„Letting Culture in!"
Heritage Sites as Cultural Enabling Spaces
At the end of Forget Heritage, all partners came together to discuss their experiences and approaches with 80 local experts, public administratives and citizens at the final public conference „Letting Culture in! Heritage Sites as Cultural Enabling Spaces - Transnational Experiences, Cooperative Approaches & Multiple Perspectives on the challenges of today’s cultural heritage revitalization“.
At Z-Bau, the spot of the Nuremberg pilot site, their key question was, how to find the equilibrium of economic, environmental, social, historical and cultural dimensions of revalorization projects with the sustainable city in mind?

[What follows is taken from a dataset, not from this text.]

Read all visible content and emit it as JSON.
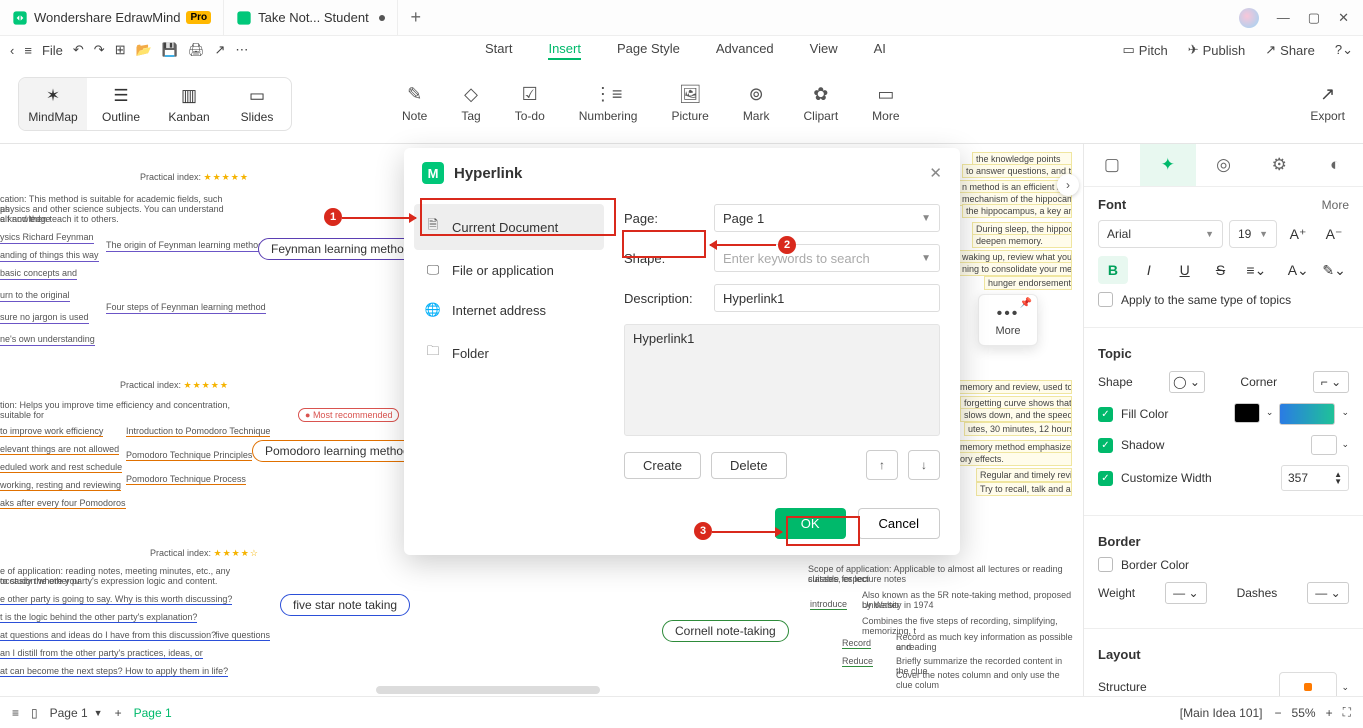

At Panel 1 „Fracture Zones of Cultural Heritage (Sites)“, Dr. Jörg Skriebeleit (head of the Flossenbürg Concentration Camp Memorial) spoke about „Forget Memory!“. His core point was that the question of what is appropriate regarding places of mass murder or historic violence poses itself repeatedly; and over the past couple of years, it has become almost hypertrophic. Are “places” even relevant any more in an increasingly digitalized world? If yes—how do we deal with them? Socio-politically, we have long moved into a post-memorial age. Somewhat paradoxically, this seemingly leads to the founding and establishment of ever more memorial sites.
Second, Thomas Kaestle (cultural studies scholar, Hannover) spoke about „The Frame as Art: Structures for Cultural Openness“. He is convinced that cultural progress and the conditions set by municipal administration are often difficult to unite. Culture requires intellectual and urban-spatial gaps, but it should not be handed over to arbitrariness. How can we support projects, which transcend the status quo—that is, which delve into the unheard, unthinkable, and unfitting—beyond the compulsion to direct understandability and presentability?
In Panel 2 „From Experiment to Permanentization“, first, Hannah Kordes (architect, Linz) presented „Right to Rurality in Urban Spaces — What the Leisenhof-Area Can Teach Us“. The Linz Leisenhof Ensemble has been undergoing a process of transformation over the past six years. Strategies, developed in a processual manner, are being discussed in order to direct the proprietor’s (i.e. the diocese’s) logic of utilization as well as to secure the holistic potentials of the neighboring gardening initiatives as green spaces of education and encounter.
Second, Gunnar Grandel (urbanist, Vienna) asked „What Remains at the Place of Importance?“. In 2017, refugees and students of the TU Vienna activated the Design-Build-Campus OPENmarx in the south of Vienna under the title “Place of Importance.” An “urbanist-ethnographic experiment” analyzes this interdisciplinary artistic process of activation and carves out factors of permanentization.
After the panels there was a round table discussion together with Prof. Hans-Joachim Wagner, the head of the Office for the Nuremberg Application as Cultural Capital of Europe in 2025. The speakers discussed the challenges of cultural heritage revitalization for people and the cities.